Op Ed: Some Utilities Offer Double Standard Between Solar and EVs
The past few years have brought on a panic from some utility companies as their business model changes. On one hand claims have been made on how electric vehicles could crash the grid. On the other hand, arguments have been made that renewable energies (particularly solar) will cause the utilities to lose revenues leading to their demise or forcing them to charge non-renewable users more money. Does anyone see a double standard?
Some utility companies and politicians would like to separate these two arguments, when in fact they will be waged as one. Studies have shown that one in three EV owners power their EV via solar with an increasing number considering the natural combination.
Given that these two new technologies go hand-in-hand, let us look at some EV facts. The 100,000th US EV was sold in May of 2013. The year also produced 130,000 residential solar installations. Currently fourteen EV models are available to the US market.
They are as follows: Nissan Leaf, Chevy Volt and Spark, Ford Fusion, C-Max, and Focus, Honda Accord and Fit, Toyota Plug-in Prius and RAV4, Tesla Model S, Fiat 500E, Mitsubishi iMEV, and Smart ED. 2014 will add the BMW i3 and i8, Cadillac ELR, and Mitsubishi Outlander PHEV for a total of eighteen EVs.
The following years will have even more models entering the market as automakers rush to cash in on this evolving business sector. Evidently, EVs are here to stay and their market share will continue to rise.
Some utility representatives and the politicians they’ve successfully lobbied have observed this rise in solar power and EVs with panic, worried that solar producers will detract from their revenue. A more accurate assessment reveals how solar power and EVs are emerging together with the potential to benefit the grid.
The presence of millions of EVs plugged in will greatly benefit the efficient production and consumption of electricity. Here’s how.
The average modern EV driver will start their day by driving to work on electricity between 6:00 and 9:00 AM. The ideal charging time will be between the hours of 10:00 AM and 3:00 PM to parallel future solar production hours, so solar power will offset this additional load on the grid. The EV will continue to charge and the solar panels will continue to add the balance even adding extra power during these hours.
The EV driver leaves work between 3:00 and 6:00PM. They plug in once again at home but do not start their charge until after peak hours ending around 9:00-10:00PM. Now typically when power consumption drops around 10:00 PM the EV will add more revenue to the utility in a time sector that was previously low on consumption until the cycle starts over the next day.

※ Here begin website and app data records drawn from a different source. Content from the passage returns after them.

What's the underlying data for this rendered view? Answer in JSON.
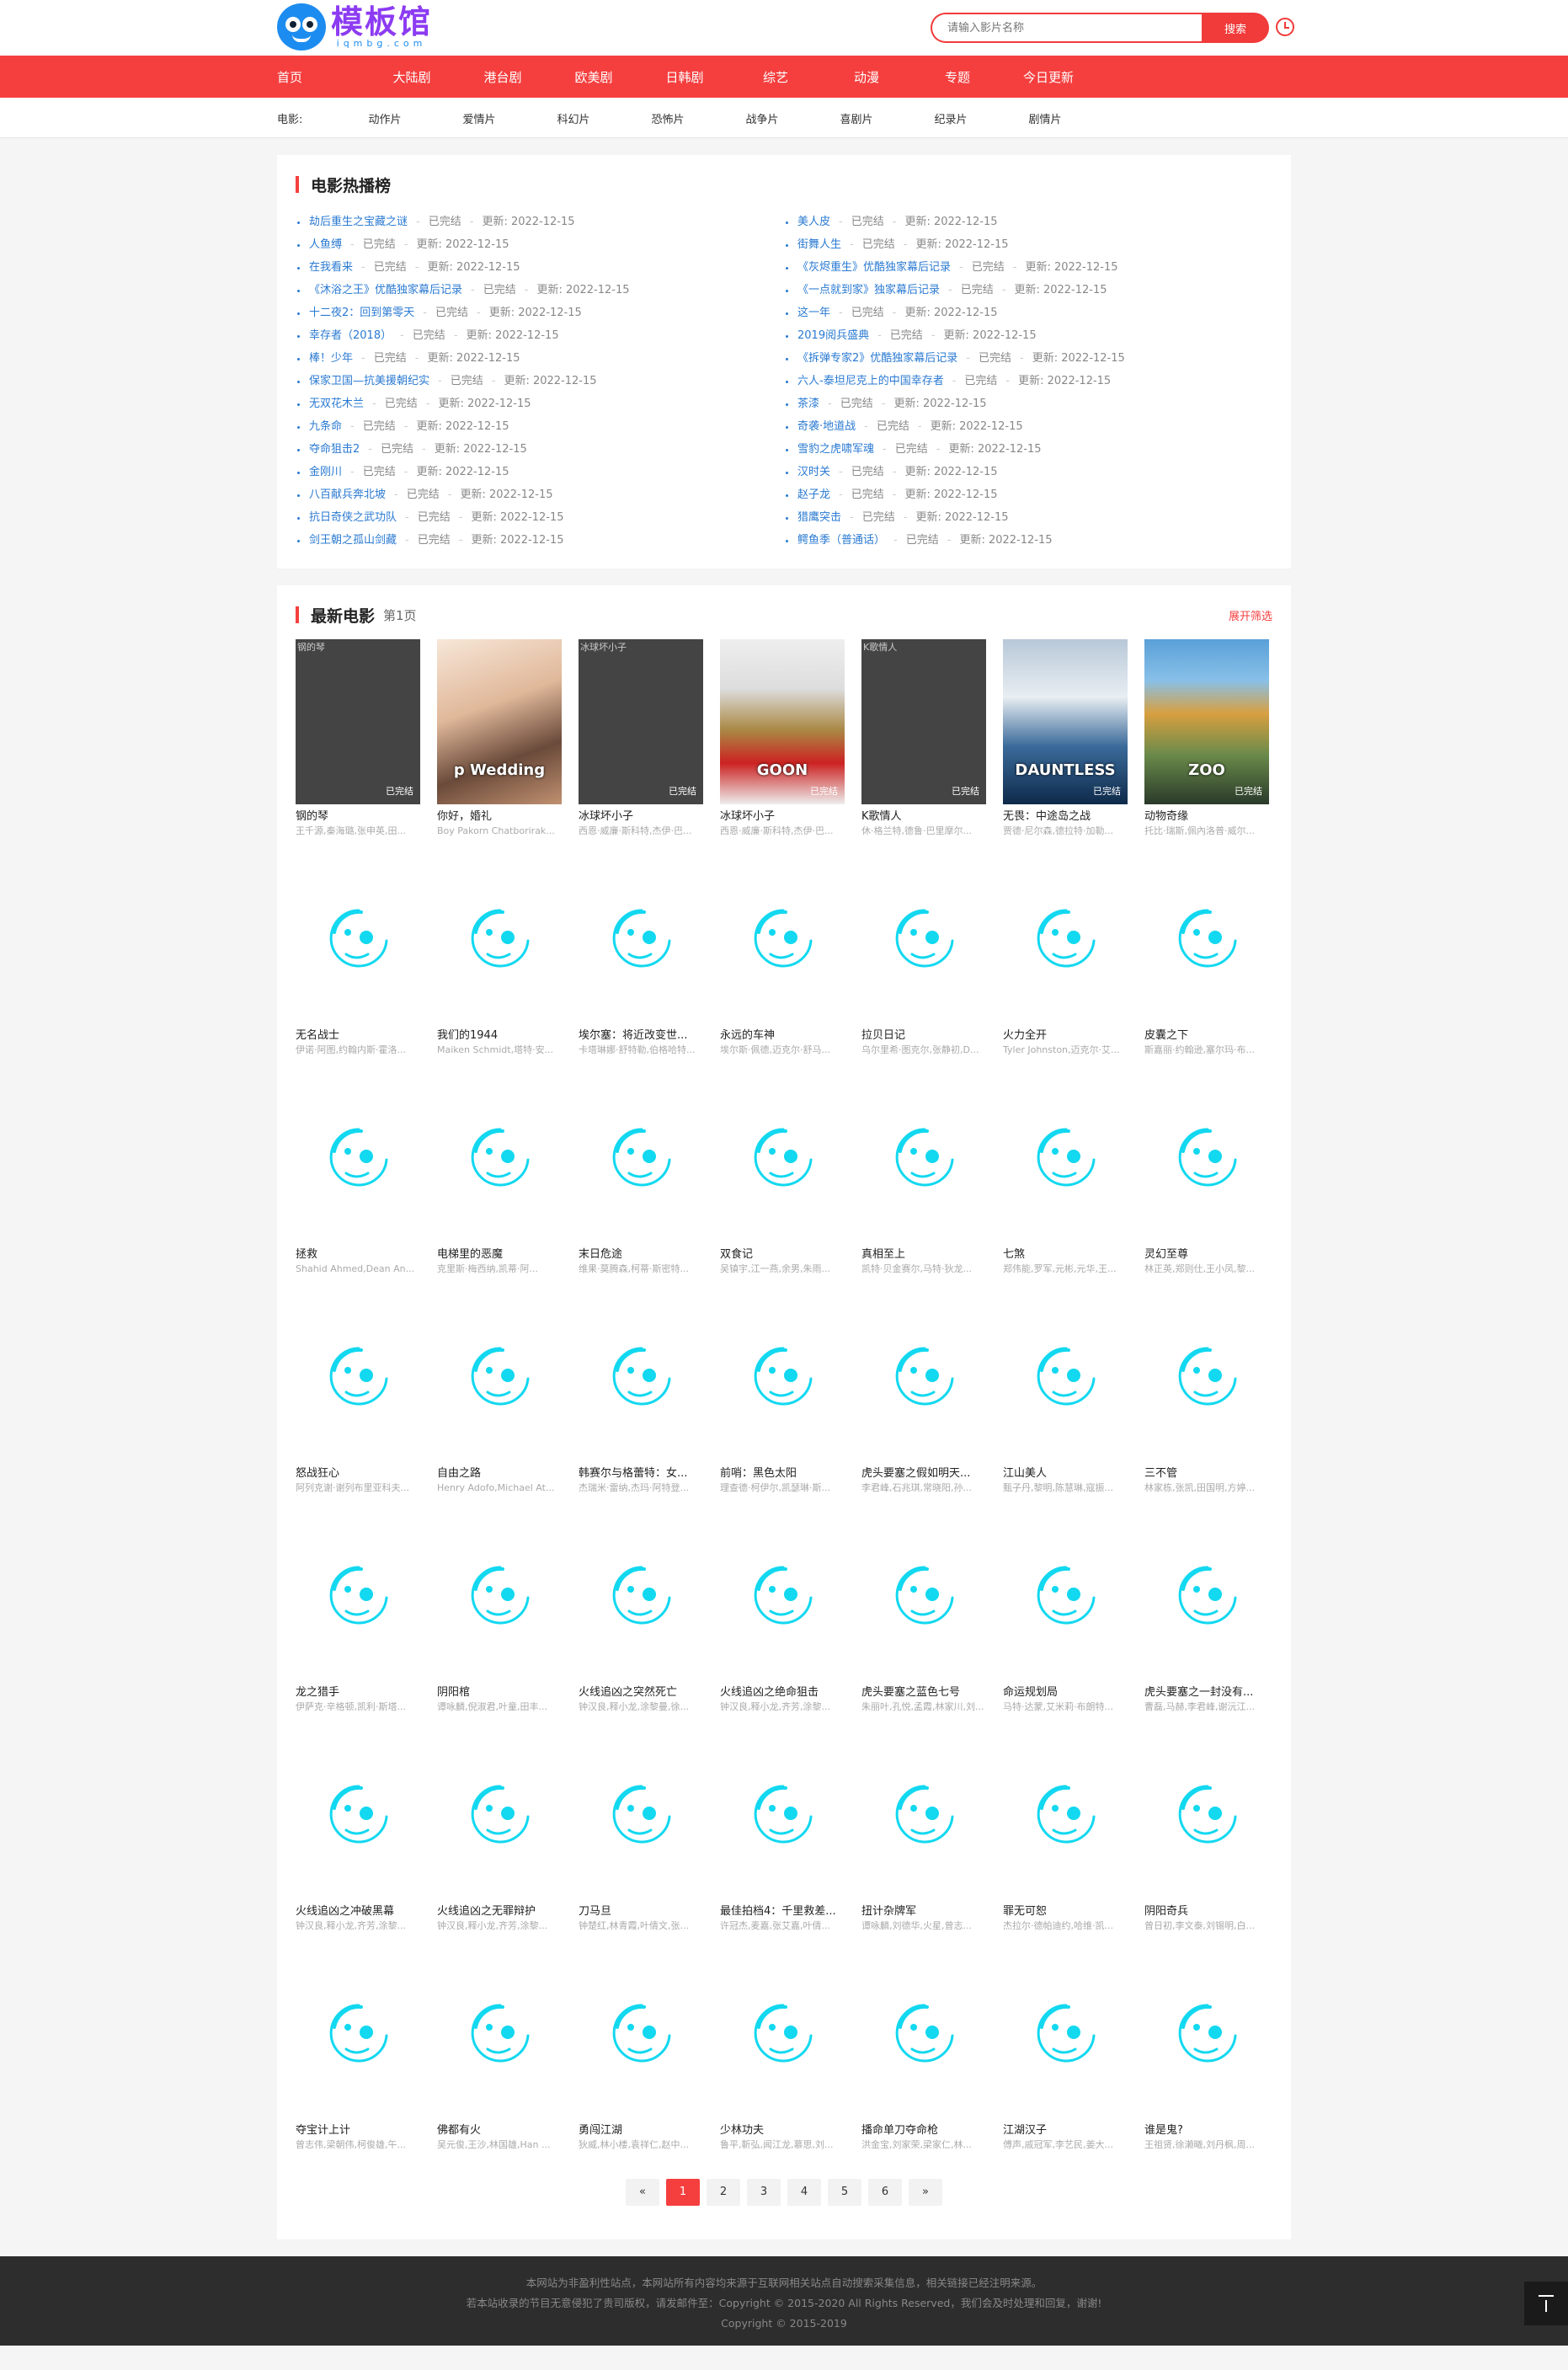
{
  "header": {
    "logo_title": "模板馆",
    "logo_sub": "iqmbg.com",
    "search_placeholder": "请输入影片名称",
    "search_button": "搜索"
  },
  "nav": [
    "首页",
    "大陆剧",
    "港台剧",
    "欧美剧",
    "日韩剧",
    "综艺",
    "动漫",
    "专题",
    "今日更新"
  ],
  "subnav": {
    "label": "电影:",
    "items": [
      "动作片",
      "爱情片",
      "科幻片",
      "恐怖片",
      "战争片",
      "喜剧片",
      "纪录片",
      "剧情片"
    ]
  },
  "hot": {
    "title": "电影热播榜",
    "status_label": "已完结",
    "update_label": "更新:",
    "col1": [
      {
        "t": "劫后重生之宝藏之谜",
        "d": "2022-12-15"
      },
      {
        "t": "人鱼缚",
        "d": "2022-12-15"
      },
      {
        "t": "在我看来",
        "d": "2022-12-15"
      },
      {
        "t": "《沐浴之王》优酷独家幕后记录",
        "d": "2022-12-15"
      },
      {
        "t": "十二夜2：回到第零天",
        "d": "2022-12-15"
      },
      {
        "t": "幸存者（2018）",
        "d": "2022-12-15"
      },
      {
        "t": "棒！少年",
        "d": "2022-12-15"
      },
      {
        "t": "保家卫国—抗美援朝纪实",
        "d": "2022-12-15"
      },
      {
        "t": "无双花木兰",
        "d": "2022-12-15"
      },
      {
        "t": "九条命",
        "d": "2022-12-15"
      },
      {
        "t": "夺命狙击2",
        "d": "2022-12-15"
      },
      {
        "t": "金刚川",
        "d": "2022-12-15"
      },
      {
        "t": "八百献兵奔北坡",
        "d": "2022-12-15"
      },
      {
        "t": "抗日奇侠之武功队",
        "d": "2022-12-15"
      },
      {
        "t": "剑王朝之孤山剑藏",
        "d": "2022-12-15"
      }
    ],
    "col2": [
      {
        "t": "美人皮",
        "d": "2022-12-15"
      },
      {
        "t": "街舞人生",
        "d": "2022-12-15"
      },
      {
        "t": "《灰烬重生》优酷独家幕后记录",
        "d": "2022-12-15"
      },
      {
        "t": "《一点就到家》独家幕后记录",
        "d": "2022-12-15"
      },
      {
        "t": "这一年",
        "d": "2022-12-15"
      },
      {
        "t": "2019阅兵盛典",
        "d": "2022-12-15"
      },
      {
        "t": "《拆弹专家2》优酷独家幕后记录",
        "d": "2022-12-15"
      },
      {
        "t": "六人-泰坦尼克上的中国幸存者",
        "d": "2022-12-15"
      },
      {
        "t": "茶漆",
        "d": "2022-12-15"
      },
      {
        "t": "奇袭·地道战",
        "d": "2022-12-15"
      },
      {
        "t": "雪豹之虎啸军魂",
        "d": "2022-12-15"
      },
      {
        "t": "汉时关",
        "d": "2022-12-15"
      },
      {
        "t": "赵子龙",
        "d": "2022-12-15"
      },
      {
        "t": "猎鹰突击",
        "d": "2022-12-15"
      },
      {
        "t": "鳄鱼季（普通话）",
        "d": "2022-12-15"
      }
    ]
  },
  "latest": {
    "title": "最新电影",
    "page": "第1页",
    "filter": "展开筛选",
    "movies": [
      {
        "name": "钢的琴",
        "cast": "王千源,秦海璐,张申英,田...",
        "poster": "dark",
        "alt": "钢的琴",
        "badge": "已完结"
      },
      {
        "name": "你好，婚礼",
        "cast": "Boy Pakorn Chatborirak...",
        "poster": "art1",
        "art_title": "p Wedding",
        "badge": ""
      },
      {
        "name": "冰球坏小子",
        "cast": "西恩·威廉·斯科特,杰伊·巴...",
        "poster": "dark",
        "alt": "冰球坏小子",
        "badge": "已完结"
      },
      {
        "name": "冰球坏小子",
        "cast": "西恩·威廉·斯科特,杰伊·巴...",
        "poster": "art2",
        "art_title": "GOON",
        "badge": "已完结"
      },
      {
        "name": "K歌情人",
        "cast": "休·格兰特,德鲁·巴里摩尔...",
        "poster": "dark",
        "alt": "K歌情人",
        "badge": "已完结"
      },
      {
        "name": "无畏：中途岛之战",
        "cast": "贾德·尼尔森,德拉特·加勒...",
        "poster": "art3",
        "art_title": "DAUNTLESS",
        "badge": "已完结"
      },
      {
        "name": "动物奇缘",
        "cast": "托比·瑞斯,佩內洛普·威尔...",
        "poster": "art4",
        "art_title": "ZOO",
        "badge": "已完结"
      },
      {
        "name": "无名战士",
        "cast": "伊诺·阿图,约翰内斯·霍洛...",
        "poster": "ph"
      },
      {
        "name": "我们的1944",
        "cast": "Maiken Schmidt,塔特·安...",
        "poster": "ph"
      },
      {
        "name": "埃尔塞：将近改变世...",
        "cast": "卡塔琳娜·舒特勒,伯格哈特...",
        "poster": "ph"
      },
      {
        "name": "永远的车神",
        "cast": "埃尔斯·佩德,迈克尔·舒马...",
        "poster": "ph"
      },
      {
        "name": "拉贝日记",
        "cast": "乌尔里希·图克尔,张静初,D...",
        "poster": "ph"
      },
      {
        "name": "火力全开",
        "cast": "Tyler Johnston,迈克尔·艾...",
        "poster": "ph"
      },
      {
        "name": "皮囊之下",
        "cast": "斯嘉丽·约翰逊,塞尔玛·布...",
        "poster": "ph"
      },
      {
        "name": "拯救",
        "cast": "Shahid Ahmed,Dean An...",
        "poster": "ph"
      },
      {
        "name": "电梯里的恶魔",
        "cast": "克里斯·梅西纳,凯蒂·阿...",
        "poster": "ph"
      },
      {
        "name": "末日危途",
        "cast": "维果·莫腾森,柯蒂·斯密特...",
        "poster": "ph"
      },
      {
        "name": "双食记",
        "cast": "吴镇宇,江一燕,余男,朱雨...",
        "poster": "ph"
      },
      {
        "name": "真相至上",
        "cast": "凯特·贝金赛尔,马特·狄龙...",
        "poster": "ph"
      },
      {
        "name": "七煞",
        "cast": "郑伟能,罗军,元彬,元华,王...",
        "poster": "ph"
      },
      {
        "name": "灵幻至尊",
        "cast": "林正英,郑则仕,王小凤,黎...",
        "poster": "ph"
      },
      {
        "name": "怒战狂心",
        "cast": "阿列克谢·谢列布里亚科夫...",
        "poster": "ph"
      },
      {
        "name": "自由之路",
        "cast": "Henry Adofo,Michael At...",
        "poster": "ph"
      },
      {
        "name": "韩赛尔与格蕾特：女...",
        "cast": "杰瑞米·雷纳,杰玛·阿特登...",
        "poster": "ph"
      },
      {
        "name": "前哨：黑色太阳",
        "cast": "理查德·柯伊尔,凯瑟琳·斯...",
        "poster": "ph"
      },
      {
        "name": "虎头要塞之假如明天...",
        "cast": "李君峰,石兆琪,常晓阳,孙...",
        "poster": "ph"
      },
      {
        "name": "江山美人",
        "cast": "甄子丹,黎明,陈慧琳,寇振...",
        "poster": "ph"
      },
      {
        "name": "三不管",
        "cast": "林家栋,张凯,田国明,方婷...",
        "poster": "ph"
      },
      {
        "name": "龙之猎手",
        "cast": "伊萨克·辛格顿,凯利·斯塔...",
        "poster": "ph"
      },
      {
        "name": "阴阳棺",
        "cast": "谭咏麟,倪淑君,叶童,田丰...",
        "poster": "ph"
      },
      {
        "name": "火线追凶之突然死亡",
        "cast": "钟汉良,释小龙,涂黎曼,徐...",
        "poster": "ph"
      },
      {
        "name": "火线追凶之绝命狙击",
        "cast": "钟汉良,释小龙,齐芳,涂黎...",
        "poster": "ph"
      },
      {
        "name": "虎头要塞之蓝色七号",
        "cast": "朱丽叶,孔悦,孟霞,林家川,刘...",
        "poster": "ph"
      },
      {
        "name": "命运规划局",
        "cast": "马特·达蒙,艾米莉·布朗特...",
        "poster": "ph"
      },
      {
        "name": "虎头要塞之一封没有...",
        "cast": "曹磊,马赫,李君峰,谢沅江...",
        "poster": "ph"
      },
      {
        "name": "火线追凶之冲破黑幕",
        "cast": "钟汉良,释小龙,齐芳,涂黎...",
        "poster": "ph"
      },
      {
        "name": "火线追凶之无罪辩护",
        "cast": "钟汉良,释小龙,齐芳,涂黎...",
        "poster": "ph"
      },
      {
        "name": "刀马旦",
        "cast": "钟楚红,林青霞,叶倩文,张...",
        "poster": "ph"
      },
      {
        "name": "最佳拍档4：千里救差...",
        "cast": "许冠杰,麦嘉,张艾嘉,叶倩...",
        "poster": "ph"
      },
      {
        "name": "扭计杂牌军",
        "cast": "谭咏麟,刘德华,火星,曾志...",
        "poster": "ph"
      },
      {
        "name": "罪无可恕",
        "cast": "杰拉尔·德帕迪约,哈维·凯...",
        "poster": "ph"
      },
      {
        "name": "阴阳奇兵",
        "cast": "曾日初,李文泰,刘锡明,白...",
        "poster": "ph"
      },
      {
        "name": "夺宝计上计",
        "cast": "曾志伟,梁朝伟,柯俊雄,午...",
        "poster": "ph"
      },
      {
        "name": "佛都有火",
        "cast": "吴元俊,王沙,林国雄,Han ...",
        "poster": "ph"
      },
      {
        "name": "勇闯江湖",
        "cast": "狄威,林小楼,袁祥仁,赵中...",
        "poster": "ph"
      },
      {
        "name": "少林功夫",
        "cast": "鲁平,靳弘,闻江龙,慕思,刘...",
        "poster": "ph"
      },
      {
        "name": "播命单刀夺命枪",
        "cast": "洪金宝,刘家荣,梁家仁,林...",
        "poster": "ph"
      },
      {
        "name": "江湖汉子",
        "cast": "傅声,戚冠军,李艺民,姜大...",
        "poster": "ph"
      },
      {
        "name": "谁是鬼?",
        "cast": "王祖贤,徐濑曦,刘丹枫,周...",
        "poster": "ph"
      }
    ]
  },
  "pager": [
    "«",
    "1",
    "2",
    "3",
    "4",
    "5",
    "6",
    "»"
  ],
  "footer": {
    "line1": "本网站为非盈利性站点，本网站所有内容均来源于互联网相关站点自动搜索采集信息，相关链接已经注明来源。",
    "line2": "若本站收录的节目无意侵犯了贵司版权，请发邮件至：Copyright © 2015-2020 All Rights Reserved，我们会及时处理和回复，谢谢!",
    "line3": "Copyright © 2015-2019"
  },
  "colors": {
    "accent": "#f53f3f",
    "link": "#2a7ad2",
    "logo": "#8c3bf2",
    "placeholder_icon": "#12d8f0"
  }
}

Now here are some additional future possibilities. The EV could be programmed to start and stop its charge based on fluctuations in grid use thus better utilizing grid power. Take a moment to ponder what a huge benefit this would be for the power grid. Power is not used uniformly throughout the day. It fluctuates by the second and must be generated in such a manner to handle such fluctuations, thus adding to your cost of electricity. The future EV could provide a buffer to much of this problem by starting and stopping the charge in the future thus helping lower cost of electricity.
Future EVs could also provide peak power to the grid in what is referred to as V2G or Vehicle to Grid if the battery chemistry advances to handle the additional cycles. Instead of just stopping usage, the EV could actually reduce peak loads by giving power back. There are programs currently testing V2G capabilities. Though current battery cycles do not make this a desirable option to all EV drivers at this time, this could possibly change in a decade as battery chemistry advances.
Now a bit more about solar. Currently the most amicable relationship between solar providers and the utility companies is net metering. It is a basic concept where the power company buys and sells to solar generators at the same rate. This will always be the best practice for solar generators. That is of course unless utilities and politicians fight against this and other renewable credits. Also remember now that 1-in-3 EV drivers are also solar adopters. If adopters of both of these technologies are penalized then they will most likely have no desire to help the grid and use their EV, or old EV battery, or future solar storage devices for their solar arrays.
So now let us look at an alternate possible future model. In this alternate scenario, the solar/EV driver adds battery storage at home and stores the excess solar energy that would have been distributed to their neighbor. The drivers draw on the grid by day and do not offset with additional solar power, thus increasing the load on the grid. When the driver returns home, they use their stored power to charge their EV. The future grid does not benefit from buffering fluctuations.
The future grid does not benefit from peak load demands and utility companies do not gain future revenue from night time EV charging. This is not the best answer for solar/EV owners or the utility company or other electrical customers. The best answer will be the symbiotic relationship with the utility where solar generators benefit during the day by distributing excess power to their neighbors and utility companies benefit by night with additional revenues, power buffering and probable peak load offsets.
So when someone tells you they need to charge you more for the solar revenue lost by day ask them about the extra EV revenue generated by night. The point being that these two technologies ultimately go together to form a portion of the new energy model. Some progressive utility companies already offer net metering and have the wisdom to see this dual evolving business model. Let us hope that this trend continues.